Kaizen is so engrained in the Toyota culture and the corresponding House of Quality that internally when planned results are not achieved it is considered more of a failure of process and execution (Gong, Wang, Lai, 2009). This is where the TPS varies significantly from American-based approaches to managing variation in results and failure to attain results as well. The Kaizen approach systematically analyzes why a process did not result in the intended goal being attained, and often there is Six Sigma and root cause analyses performed to understand the factors that led to the process not delivering the planned for results (Harrington, 2003).
All of these factors that comprise the TPS are often duplicated by competitors (Dyer, Nobeoka, 2000) so much so that there are often attempts to emulate down to the use of continuous flow, production leveling, pull systems, quick changeover, takt time, and production leveling (Kotani, Ito,…

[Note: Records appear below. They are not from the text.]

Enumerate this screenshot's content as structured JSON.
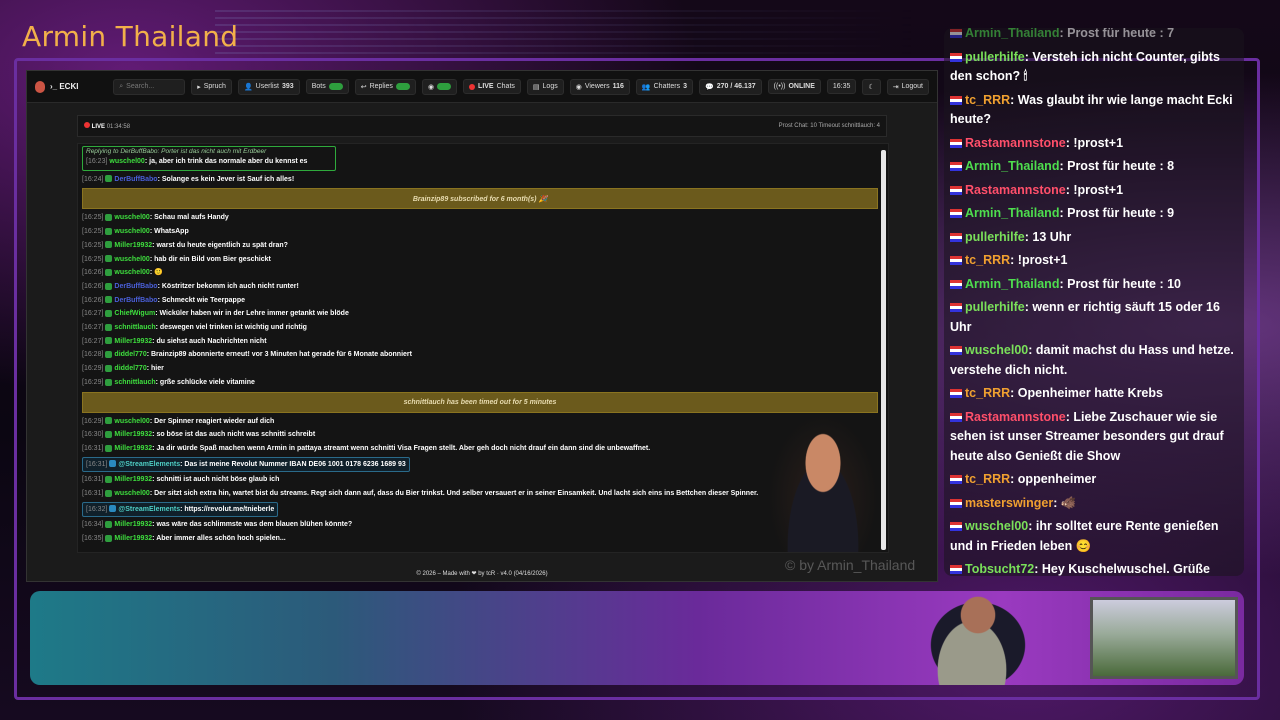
{
  "brand": "Armin Thailand",
  "app": {
    "logo": "›_ ECKI",
    "search_placeholder": "Search...",
    "toolbar": {
      "spruch": "Spruch",
      "userlist": "Userlist",
      "userlist_count": "393",
      "bots": "Bots",
      "replies": "Replies",
      "live_label": "LIVE",
      "chats_label": "Chats",
      "logs": "Logs",
      "viewers": "Viewers",
      "viewers_count": "116",
      "chatters": "Chatters",
      "chatters_count": "3",
      "messages": "270 / 46.137",
      "online": "ONLINE",
      "time": "16:35",
      "logout": "Logout"
    },
    "status": {
      "live": "LIVE",
      "duration": "01:34:58",
      "right": "Prost Chat: 10   Timeout schnittlauch: 4"
    },
    "footer": "© 2026 – Made with ❤ by tcR · v4.0 (04/16/2026)",
    "watermark": "© by Armin_Thailand",
    "reply": {
      "label": "Replying to DerBuffBabo: Porter ist das nicht auch mit Erdbeer",
      "time": "[16:23]",
      "user": "wuschel00",
      "text": ": ja, aber ich trink das normale aber du kennst es"
    },
    "messages": [
      {
        "time": "[16:24]",
        "user": "DerBuffBabo",
        "color": "b",
        "text": ": Solange es kein Jever ist Sauf ich alles!"
      },
      {
        "system": "Brainzip89 subscribed for 6 month(s) 🎉"
      },
      {
        "time": "[16:25]",
        "user": "wuschel00",
        "color": "g",
        "text": ": Schau mal aufs Handy"
      },
      {
        "time": "[16:25]",
        "user": "wuschel00",
        "color": "g",
        "text": ": WhatsApp"
      },
      {
        "time": "[16:25]",
        "user": "Miller19932",
        "color": "g",
        "text": ": warst du heute eigentlich zu spät dran?"
      },
      {
        "time": "[16:25]",
        "user": "wuschel00",
        "color": "g",
        "text": ": hab dir ein Bild vom Bier geschickt"
      },
      {
        "time": "[16:26]",
        "user": "wuschel00",
        "color": "g",
        "text": ": 🙂"
      },
      {
        "time": "[16:26]",
        "user": "DerBuffBabo",
        "color": "b",
        "text": ": Köstritzer bekomm ich auch nicht runter!"
      },
      {
        "time": "[16:26]",
        "user": "DerBuffBabo",
        "color": "b",
        "text": ": Schmeckt wie Teerpappe"
      },
      {
        "time": "[16:27]",
        "user": "ChiefWigum",
        "color": "g",
        "text": ": Wicküler haben wir in der Lehre immer getankt wie blöde"
      },
      {
        "time": "[16:27]",
        "user": "schnittlauch",
        "color": "g",
        "text": ": deswegen viel trinken ist wichtig und richtig"
      },
      {
        "time": "[16:27]",
        "user": "Miller19932",
        "color": "g",
        "text": ": du siehst auch Nachrichten nicht"
      },
      {
        "time": "[16:28]",
        "user": "diddel770",
        "color": "g",
        "text": ": Brainzip89 abonnierte erneut! vor 3 Minuten hat gerade für 6 Monate abonniert"
      },
      {
        "time": "[16:29]",
        "user": "diddel770",
        "color": "g",
        "text": ": hier"
      },
      {
        "time": "[16:29]",
        "user": "schnittlauch",
        "color": "g",
        "text": ": grße schlücke viele vitamine"
      },
      {
        "system": "schnittlauch has been timed out for 5 minutes"
      },
      {
        "time": "[16:29]",
        "user": "wuschel00",
        "color": "g",
        "text": ": Der Spinner reagiert wieder auf dich"
      },
      {
        "time": "[16:30]",
        "user": "Miller19932",
        "color": "g",
        "text": ": so böse ist das auch nicht was schnitti schreibt"
      },
      {
        "time": "[16:31]",
        "user": "Miller19932",
        "color": "g",
        "text": ": Ja dir würde Spaß machen wenn Armin in pattaya streamt wenn schnitti Visa Fragen stellt. Aber geh doch nicht drauf ein dann sind die unbewaffnet."
      },
      {
        "time": "[16:31]",
        "user": "@StreamElements",
        "color": "c",
        "text": ": Das ist meine Revolut Nummer IBAN DE06 1001 0178 6236 1689 93",
        "hl": true
      },
      {
        "time": "[16:31]",
        "user": "Miller19932",
        "color": "g",
        "text": ": schnitti ist auch nicht böse glaub ich"
      },
      {
        "time": "[16:31]",
        "user": "wuschel00",
        "color": "g",
        "text": ": Der sitzt sich extra hin, wartet bist du streams. Regt sich dann auf, dass du Bier trinkst. Und selber versauert er in seiner Einsamkeit. Und lacht sich eins ins Bettchen dieser Spinner."
      },
      {
        "time": "[16:32]",
        "user": "@StreamElements",
        "color": "c",
        "text": ": https://revolut.me/tnieberle",
        "hl": true
      },
      {
        "time": "[16:34]",
        "user": "Miller19932",
        "color": "g",
        "text": ": was wäre das schlimmste was dem blauen blühen könnte?"
      },
      {
        "time": "[16:35]",
        "user": "Miller19932",
        "color": "g",
        "text": ": Aber immer alles schön hoch spielen..."
      }
    ]
  },
  "overlay_chat": [
    {
      "user": "Armin_Thailand",
      "cls": "gr",
      "text": ": Prost für heute : 7",
      "faded": true
    },
    {
      "user": "pullerhilfe",
      "cls": "lg",
      "text": ": Versteh ich nicht Counter, gibts den schon? 🕯"
    },
    {
      "user": "tc_RRR",
      "cls": "o",
      "text": ": Was glaubt ihr wie lange macht Ecki heute?"
    },
    {
      "user": "Rastamannstone",
      "cls": "pk",
      "text": ": !prost+1"
    },
    {
      "user": "Armin_Thailand",
      "cls": "gr",
      "text": ": Prost für heute : 8"
    },
    {
      "user": "Rastamannstone",
      "cls": "pk",
      "text": ": !prost+1"
    },
    {
      "user": "Armin_Thailand",
      "cls": "gr",
      "text": ": Prost für heute : 9"
    },
    {
      "user": "pullerhilfe",
      "cls": "lg",
      "text": ": 13 Uhr"
    },
    {
      "user": "tc_RRR",
      "cls": "o",
      "text": ": !prost+1"
    },
    {
      "user": "Armin_Thailand",
      "cls": "gr",
      "text": ": Prost für heute : 10"
    },
    {
      "user": "pullerhilfe",
      "cls": "lg",
      "text": ": wenn er richtig säuft 15 oder 16 Uhr"
    },
    {
      "user": "wuschel00",
      "cls": "lg",
      "text": ": damit machst du Hass und hetze. verstehe dich nicht."
    },
    {
      "user": "tc_RRR",
      "cls": "o",
      "text": ": Openheimer hatte Krebs"
    },
    {
      "user": "Rastamannstone",
      "cls": "pk",
      "text": ": Liebe Zuschauer wie sie sehen ist unser Streamer besonders gut drauf heute also Genießt die Show"
    },
    {
      "user": "tc_RRR",
      "cls": "o",
      "text": ": oppenheimer"
    },
    {
      "user": "masterswinger",
      "cls": "o",
      "text": ": 🐗"
    },
    {
      "user": "wuschel00",
      "cls": "lg",
      "text": ": ihr solltet eure Rente genießen und in Frieden leben 😊"
    },
    {
      "user": "Tobsucht72",
      "cls": "lg",
      "text": ": Hey Kuschelwuschel. Grüße auch hier auf der guten Seite der Macht"
    }
  ]
}
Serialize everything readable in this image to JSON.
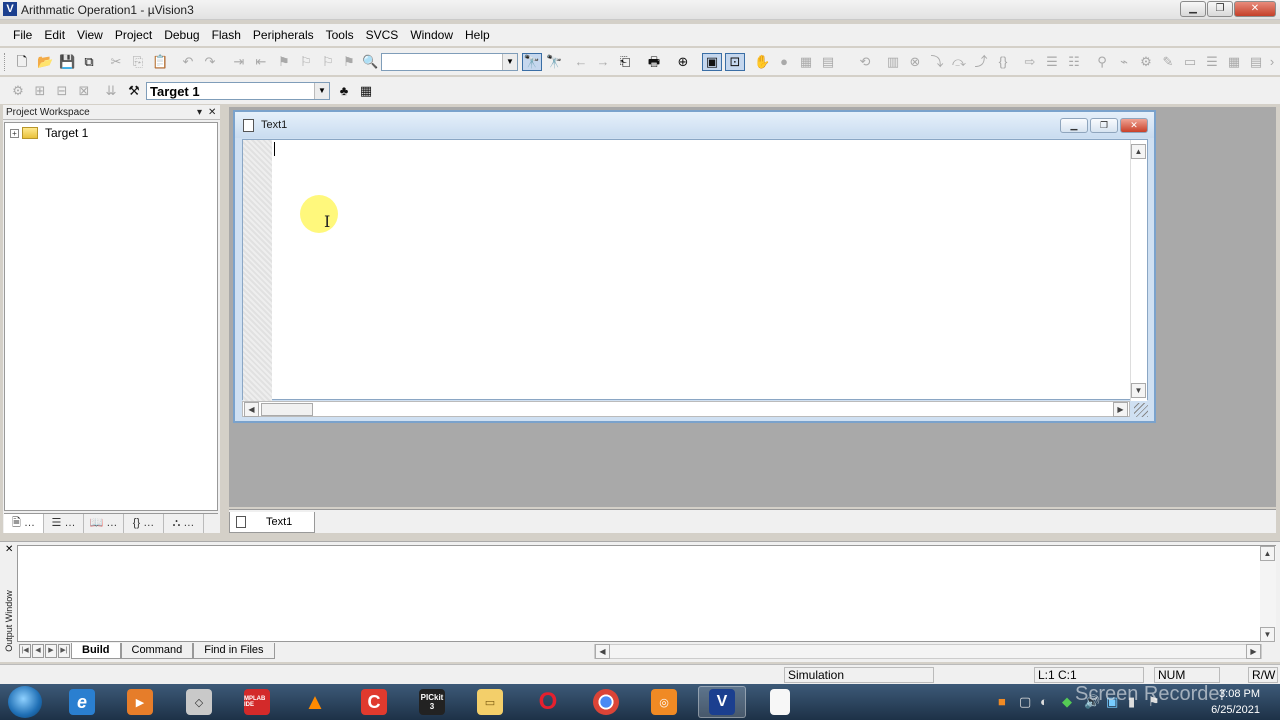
{
  "window": {
    "title": "Arithmatic Operation1 - µVision3",
    "app_icon": "V"
  },
  "menu": [
    "File",
    "Edit",
    "View",
    "Project",
    "Debug",
    "Flash",
    "Peripherals",
    "Tools",
    "SVCS",
    "Window",
    "Help"
  ],
  "toolbar": {
    "find_combo_value": "",
    "target_combo_value": "Target 1"
  },
  "workspace": {
    "title": "Project Workspace",
    "tree": [
      {
        "label": "Target 1",
        "expander": "+"
      }
    ],
    "tabs": [
      "…",
      "…",
      "…",
      "…",
      "…"
    ]
  },
  "document": {
    "title": "Text1",
    "tab_label": "Text1"
  },
  "output": {
    "side_label": "Output Window",
    "tabs": [
      "Build",
      "Command",
      "Find in Files"
    ],
    "selected_tab": "Build"
  },
  "statusbar": {
    "mode": "Simulation",
    "position": "L:1 C:1",
    "num": "NUM",
    "rw": "R/W"
  },
  "taskbar": {
    "apps": [
      {
        "name": "internet-explorer",
        "label": "e"
      },
      {
        "name": "media-player",
        "label": "▶"
      },
      {
        "name": "cube-app",
        "label": "◇"
      },
      {
        "name": "mplab-ide",
        "label": "MPLAB IDE"
      },
      {
        "name": "vlc",
        "label": "▲"
      },
      {
        "name": "c-compiler",
        "label": "C"
      },
      {
        "name": "pickit-3",
        "label": "PICkit 3"
      },
      {
        "name": "file-explorer",
        "label": "▭"
      },
      {
        "name": "opera",
        "label": "O"
      },
      {
        "name": "chrome",
        "label": "●"
      },
      {
        "name": "orange-app",
        "label": "◎"
      },
      {
        "name": "uvision",
        "label": "V"
      },
      {
        "name": "blank-document",
        "label": ""
      }
    ],
    "time": "3:08 PM",
    "date": "6/25/2021"
  },
  "watermark": "Screen Recorder",
  "colors": {
    "accent": "#3a6ea5",
    "close_red": "#c4402a",
    "taskbar": "#1d3147"
  }
}
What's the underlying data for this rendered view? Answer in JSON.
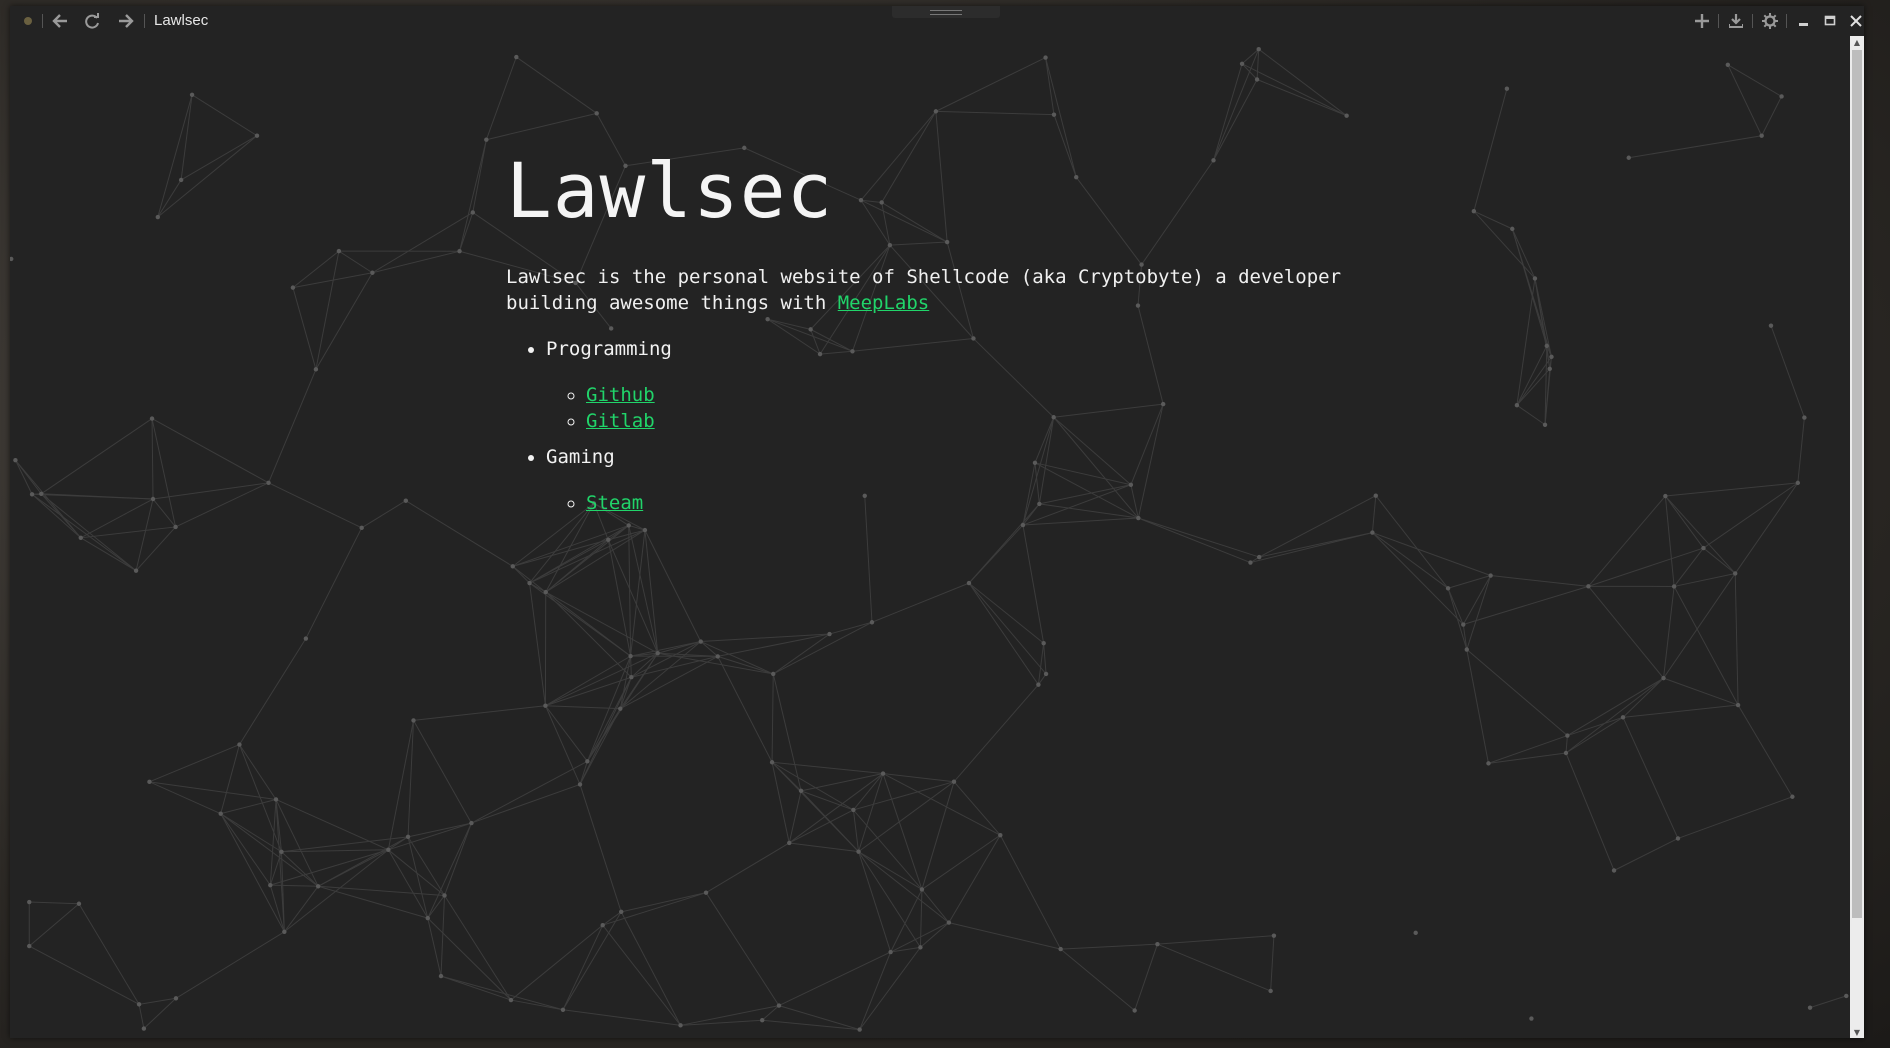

George Alukal. (2007). Lean Kaizen in the 21st Century. Quality Progress, 40(8), 69-70.
JT Black. (2007). Design rules for implementing the Toyota Production System. International Journal of Production Research, 45(16), 3639.
Bill DiBenedetto. (2009, January). Ripple effect. Journal of Commerce, et.al.
Jeffrey H. Dyer, & Nile W. Hatch. (2004). Using Supplier Networks to Learn Faster. MIT Sloan Management Review, 45(3), 57-63.
Nurse Educator and Good Learning Environments
Effective learning can only take place under conditions that are convenient for both the student and the teacher. It is imperative to note however, that the effective learning environment can only be created with the collective contribution of both the teacher or instructors and the students. Each faculty must have guidelines that are geared towards creating an environment that enables the learners to get to understand their lessons and avoid situations where the instructional and learning time is wasted for both the instructors and the learners. An effective environment in the instruction halls and classes can be created by the instructors first so that the time allocated to learning and instruction is maximized.
The instructors can create an effective learning environment trough having a proper curriculum planning which will enable the teachers to dwell on the relevant material for the class and at the…
American Association of University Professors, (2015). Sexual Harassment: Suggested Policy and Procedures for Handling Complaints. Retrieved November 9, 2015 from http://www.aaup.org/report/sexual-harassment-suggested-policy-and-procedures-handling-complaints
Gerber C.A., (2008). Seven Strategies for Building Positive Classrooms. Retrieved November 9, 2015 from http://www.ascd.org/publications/educational-leadership/sept08/vol66/num01/Seven-Strategies-for-Building-Positive-Classrooms.aspx
That should not be surprising in light of the fact that many are surprised to hear of the extent to which people relied on so-called "snail mail" even for correspondence in decades past; let alone the concept of taking advanced education courses through traditional mail service.
Pittman seems to make a point that relates to the proposed area of hypothetical research (above) in that he criticizes the adherence to the mode of lesson presentation, irrespective of whether the medium involved is face-to-face instruction or computerized lesson module. According to Pittman, expansion of educational efforts to include novel and newer media is a necessary but largely insufficient first step. In many respects, the principal flaws inherent in the traditional concept of education transcends the shift to even the most advanced computer presentation. Specifically, lecture-based lesson presentation is not conducive to the highest retention of student interest, and the limits of passive…